(Back to front: Almost Five, Spunky Three, Workin' On One)
Monday. The family is eating fried fish, which our helpers have cooked. We have already discovered that you can eat the eyeballs. They are just hard, little white balls that taste ... fried. Today, Dad says, "I'm going to try something new. I'm going to bite right into its face." Crunch. "Hey, you guys, it's really good! It just tastes like a chip! Try it!" Soon we are all eating fish faces. Almost Five says, "I love to bite him in the face!" Spunky Three says, "I want more eyeball please." ... Tuesday. Lunch time. The helpers are at school. Mom has cooked chicken nuggets and rice. Almost Five whines out the patent lie: "Eew, I don't like chicken nuggets!" ... Go figure.
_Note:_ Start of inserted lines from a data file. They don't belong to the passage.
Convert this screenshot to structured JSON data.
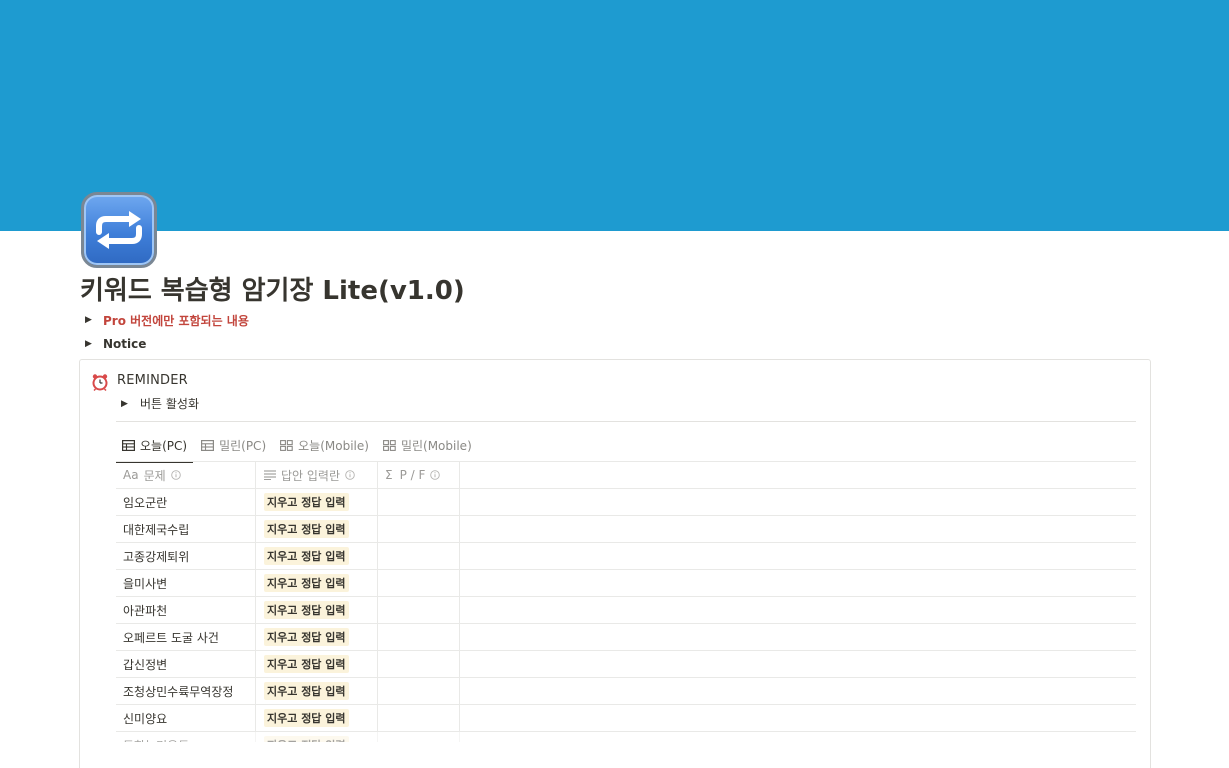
{
  "page": {
    "title": "키워드 복습형 암기장 Lite(v1.0)",
    "icon": "repeat-button-icon",
    "cover_color": "#1e9bd0"
  },
  "toggles": [
    {
      "label": "Pro 버전에만 포함되는 내용",
      "color": "#c2453c"
    },
    {
      "label": "Notice"
    }
  ],
  "callout": {
    "icon": "alarm-clock-icon",
    "title": "REMINDER",
    "toggle_label": "버튼 활성화"
  },
  "tabs": [
    {
      "label": "오늘(PC)",
      "icon": "table-icon",
      "active": true
    },
    {
      "label": "밀린(PC)",
      "icon": "table-icon",
      "active": false
    },
    {
      "label": "오늘(Mobile)",
      "icon": "gallery-icon",
      "active": false
    },
    {
      "label": "밀린(Mobile)",
      "icon": "gallery-icon",
      "active": false
    }
  ],
  "table": {
    "columns": [
      {
        "label": "문제",
        "icon": "title-icon",
        "prefix": "Aa"
      },
      {
        "label": "답안 입력란",
        "icon": "text-lines-icon"
      },
      {
        "label": "P / F",
        "icon": "formula-icon",
        "prefix": "Σ"
      }
    ],
    "answer_button_label": "지우고 정답 입력",
    "rows": [
      "임오군란",
      "대한제국수립",
      "고종강제퇴위",
      "을미사변",
      "아관파천",
      "오페르트 도굴 사건",
      "갑신정변",
      "조청상민수륙무역장정",
      "신미양요",
      "동학농민운동"
    ]
  }
}
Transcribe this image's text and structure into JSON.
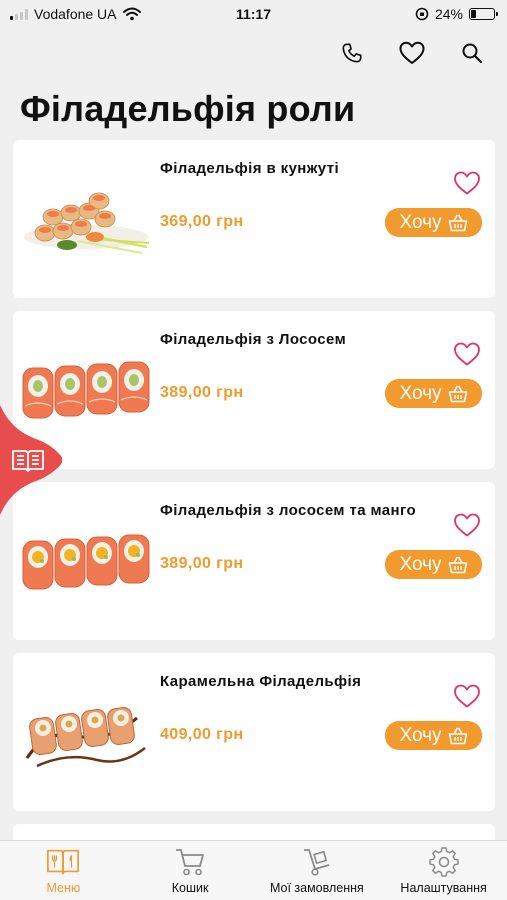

Here are our dishes. We were forced into this choice because the kitchen in the house we rent is overwhelmingly pink, with some orangey-red Chinese vases displayed prominently. This is not a set it would ever have occurred to me to look at unless forced to, but now ... I love it. My husband tolerates it. The colander, by the way, is for serving rice in.
So in Indonesia, Christmas and the 26th are spent visiting friends and family. It's an all-day open house. And when people visit, the proper things to serve them are little homemade cookies, and Coke, Sprite, and Fanta.
... Well. A friend in our neighborhood has a home business where she sells cookies and cakes for all occasions. Knowing that Christmas was coming up, and wanting to help her out, I went over and ordered 4 jars (the standard unit of measure for homemade cookies). She quoted me a price. The price did not make sense to me. If the decimal was where I thought it was, it was much more expensive than I'd expected. If I moved the decimal to the left ... too cheap. So I agreed, but resolved to check on this.
... So I checked on it. Yep, she was giving me a special price that, when converted, works out to $15 a jar. So I resolved to go and ask if I could just order two jars, instead.
... But life got busy and I didn't make it over to her house until the 20th. And when I said, If it is possible, I'd like to reduce my order, she got a frozen smile on her face and said that the cookies were all made and sitting there. In fact I was the only person whose cookies she hadn't delivered yet. She had made and delivered them all early, because of another event she was going to have to bake for soon.
... Naturally, I agreed to buy the order. I am told the cookies can last 3 months. And they are very small and labor-intensive: sandwich cookies, pineapple-jam filled cookies, cheese-topped cookies, and chocolate.
... This is what happens when you live in a land not your own and are too proud to admit you don't know what's going on. It can cost you. Financially.
This is something to make at the end of the month, when money runs low, using ingredients that are probably never absent from your pantry or fridge. I will have to separate the sections of this post with elipses, as Blogger does not respect my Enter key.
... Ingredients: half a packet of spaghetti noodles ... a can of tuna ... a slice of onion ... ground black pepper ... as much mayo as you like
... Method: break the spaghetti noodles into shorter pieces with your hands (you can do this while they are still inside the package. Less messy.) Put them on to boil. ... While they are cooking, get out a large serving bowl. Open and drain the can of tuna. Add it to the serving bowl. Chop the onion. Add it to the serving bowl, along with ground black pepper and mayo to taste. ... When the spaghetti is done, drain the noodles and immediately add them to the serving bowl too. Mix all the ingredients together. ... Presto! A cheap, ready to eat main dish in about 10 minutes.
Masak means "to cook" in Indonesian. Since we lived for a time in Indonesia, some people wondered what we eat. This blog will help answer that question ... and perhaps inspire you with its cheap, eclectic, and ad hoc collection of recipes.
Our Oven in Indonesia
It sits on top of an LPG burner. The tank is underneath the counter.